### WHAT TO WORK ON
Every entry in the data below needs to be repeated exactly.

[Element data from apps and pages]
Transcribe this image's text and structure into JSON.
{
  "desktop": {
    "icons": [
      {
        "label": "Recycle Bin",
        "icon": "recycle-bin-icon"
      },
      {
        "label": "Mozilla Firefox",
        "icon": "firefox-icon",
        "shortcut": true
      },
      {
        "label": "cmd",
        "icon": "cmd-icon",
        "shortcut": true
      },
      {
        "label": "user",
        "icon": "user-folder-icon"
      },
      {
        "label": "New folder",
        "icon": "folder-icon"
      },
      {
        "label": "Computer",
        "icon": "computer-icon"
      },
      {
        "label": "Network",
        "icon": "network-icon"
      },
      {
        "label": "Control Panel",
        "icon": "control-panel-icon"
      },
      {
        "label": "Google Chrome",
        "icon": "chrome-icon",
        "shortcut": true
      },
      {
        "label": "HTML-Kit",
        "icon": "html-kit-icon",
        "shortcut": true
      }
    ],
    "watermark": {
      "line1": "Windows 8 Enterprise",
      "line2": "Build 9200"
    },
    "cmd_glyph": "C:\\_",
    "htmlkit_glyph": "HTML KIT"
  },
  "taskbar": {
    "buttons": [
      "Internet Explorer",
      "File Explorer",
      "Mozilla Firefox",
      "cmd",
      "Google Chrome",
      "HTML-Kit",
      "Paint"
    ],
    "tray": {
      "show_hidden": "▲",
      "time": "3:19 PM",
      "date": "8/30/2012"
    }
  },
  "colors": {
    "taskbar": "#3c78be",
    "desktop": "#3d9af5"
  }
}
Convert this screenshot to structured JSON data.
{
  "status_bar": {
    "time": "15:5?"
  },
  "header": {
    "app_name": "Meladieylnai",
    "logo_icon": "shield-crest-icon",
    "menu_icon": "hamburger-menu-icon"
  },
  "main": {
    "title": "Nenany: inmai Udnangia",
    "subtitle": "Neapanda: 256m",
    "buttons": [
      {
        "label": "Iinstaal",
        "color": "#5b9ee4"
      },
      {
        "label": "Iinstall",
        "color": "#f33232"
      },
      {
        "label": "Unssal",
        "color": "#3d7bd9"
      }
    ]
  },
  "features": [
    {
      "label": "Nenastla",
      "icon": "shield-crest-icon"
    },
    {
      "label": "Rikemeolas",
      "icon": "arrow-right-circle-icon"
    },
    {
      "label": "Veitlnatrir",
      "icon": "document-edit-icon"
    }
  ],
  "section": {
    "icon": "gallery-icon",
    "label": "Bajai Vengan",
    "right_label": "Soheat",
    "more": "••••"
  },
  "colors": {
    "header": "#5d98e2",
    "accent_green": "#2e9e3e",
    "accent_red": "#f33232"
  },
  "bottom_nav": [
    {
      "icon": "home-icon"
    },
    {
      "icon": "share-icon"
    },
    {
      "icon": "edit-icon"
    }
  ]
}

### FINAL ANSWER
Transcribe this image's text and structure into JSON.
{
  "desktop": {
    "icons": [
      {
        "label": "Recycle Bin",
        "icon": "recycle-bin-icon"
      },
      {
        "label": "Mozilla Firefox",
        "icon": "firefox-icon",
        "shortcut": true
      },
      {
        "label": "cmd",
        "icon": "cmd-icon",
        "shortcut": true
      },
      {
        "label": "user",
        "icon": "user-folder-icon"
      },
      {
        "label": "New folder",
        "icon": "folder-icon"
      },
      {
        "label": "Computer",
        "icon": "computer-icon"
      },
      {
        "label": "Network",
        "icon": "network-icon"
      },
      {
        "label": "Control Panel",
        "icon": "control-panel-icon"
      },
      {
        "label": "Google Chrome",
        "icon": "chrome-icon",
        "shortcut": true
      },
      {
        "label": "HTML-Kit",
        "icon": "html-kit-icon",
        "shortcut": true
      }
    ],
    "watermark": {
      "line1": "Windows 8 Enterprise",
      "line2": "Build 9200"
    },
    "cmd_glyph": "C:\\_",
    "htmlkit_glyph": "HTML KIT"
  },
  "taskbar": {
    "buttons": [
      "Internet Explorer",
      "File Explorer",
      "Mozilla Firefox",
      "cmd",
      "Google Chrome",
      "HTML-Kit",
      "Paint"
    ],
    "tray": {
      "show_hidden": "▲",
      "time": "3:19 PM",
      "date": "8/30/2012"
    }
  },
  "colors": {
    "taskbar": "#3c78be",
    "desktop": "#3d9af5"
  }
}
Convert this screenshot to structured JSON data.
{
  "status_bar": {
    "time": "15:5?"
  },
  "header": {
    "app_name": "Meladieylnai",
    "logo_icon": "shield-crest-icon",
    "menu_icon": "hamburger-menu-icon"
  },
  "main": {
    "title": "Nenany: inmai Udnangia",
    "subtitle": "Neapanda: 256m",
    "buttons": [
      {
        "label": "Iinstaal",
        "color": "#5b9ee4"
      },
      {
        "label": "Iinstall",
        "color": "#f33232"
      },
      {
        "label": "Unssal",
        "color": "#3d7bd9"
      }
    ]
  },
  "features": [
    {
      "label": "Nenastla",
      "icon": "shield-crest-icon"
    },
    {
      "label": "Rikemeolas",
      "icon": "arrow-right-circle-icon"
    },
    {
      "label": "Veitlnatrir",
      "icon": "document-edit-icon"
    }
  ],
  "section": {
    "icon": "gallery-icon",
    "label": "Bajai Vengan",
    "right_label": "Soheat",
    "more": "••••"
  },
  "colors": {
    "header": "#5d98e2",
    "accent_green": "#2e9e3e",
    "accent_red": "#f33232"
  },
  "bottom_nav": [
    {
      "icon": "home-icon"
    },
    {
      "icon": "share-icon"
    },
    {
      "icon": "edit-icon"
    }
  ]
}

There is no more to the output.